Directed by David O. Russell
Starring Mark Wahlberg, Christian Bale, Amy Adams, Melissa Leo
For a movie that deals with a couple of all-too-familiar genres — biopics and pugilist tales — “The Fighter” feels surprisingly fresh. Director David O. Russell, who’s known for less mainstream fare like “I Heart Huckabees” and “Three Kings,” brings a spry, often humorous touch to what could easily have been a humdrum narrative of a rising boxing star.
Mark Wahlberg plays Mickey Ward, the welterweight boxing champ from Lowell, Mass., while a haggard Christian Bale throws himself into the role of Dicky Eklund, Mickey’s older half-brother and trainer. Dicky, a garrulous washed-up boxer who loves to boast about the time he knocked out Sugar Ray Leonard, is good at inadvertently stealing Mickey’s thunder. Loved by his townies and nicknamed the “Pride of Lowell,” he thinks he knows what’s best for his little brother, both in life and in the ring.
Unfortunately, Dicky’s flushing his credibility down the drain with a cocaine habit. Their mother, played by Melissa Leo, is no help. Acting as Micky’s manager, she turns a blind eye to her favored son’s addiction and, despite her good intentions, is a crummy manager. Micky, sweet kid that he is, sticks with his mother and brother but is also hobbled by them — a fact that his new girlfriend (Amy Adams) is quick to point out.
The credit in “The Fighter” really goes to the sheer talent of the ensemble cast. Bale positively transforms for this role — emaciated but full of heart, he is about as far away from Batman as one could get. Leo is a riot as are the actresses who play her posse of cackling, obsequious daughters — all of them with matching feathered ’80s hair. Even Wahlberg, who has a tendency to come across as overly earnest in movies, is nicely understated here.

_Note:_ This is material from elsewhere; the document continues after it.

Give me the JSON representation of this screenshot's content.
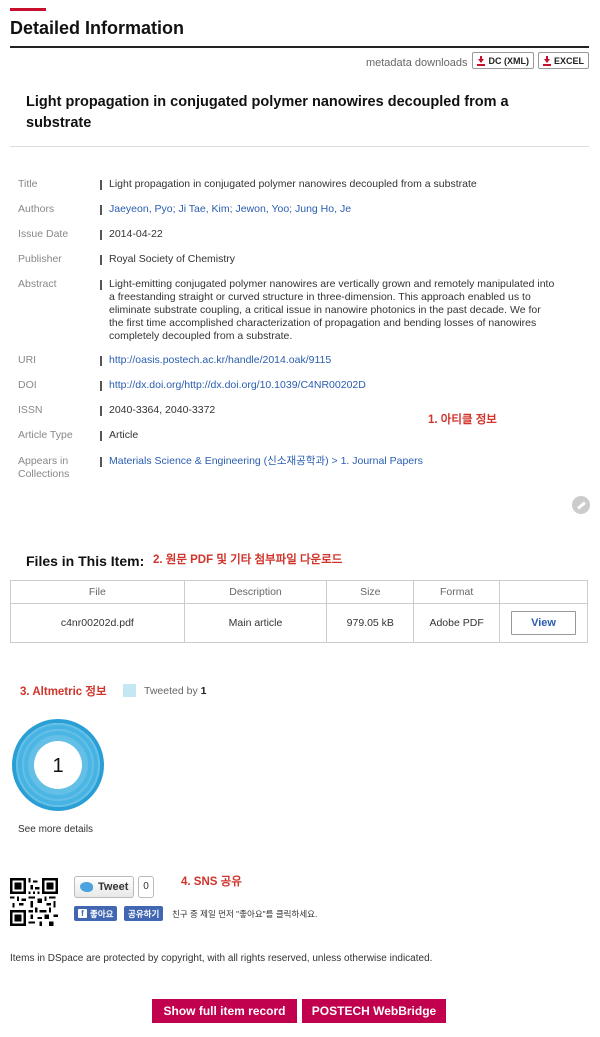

“The Fighter” can’t avoid a rote quality that comes with the territory of sports flicks. Still, Russell works superbly within the confines of a predictable story. He doesn’t dally on sentiment, and the boxing is paced the way you wish more boxing movies would pace bouts: packed with blood and grit but quick to climax.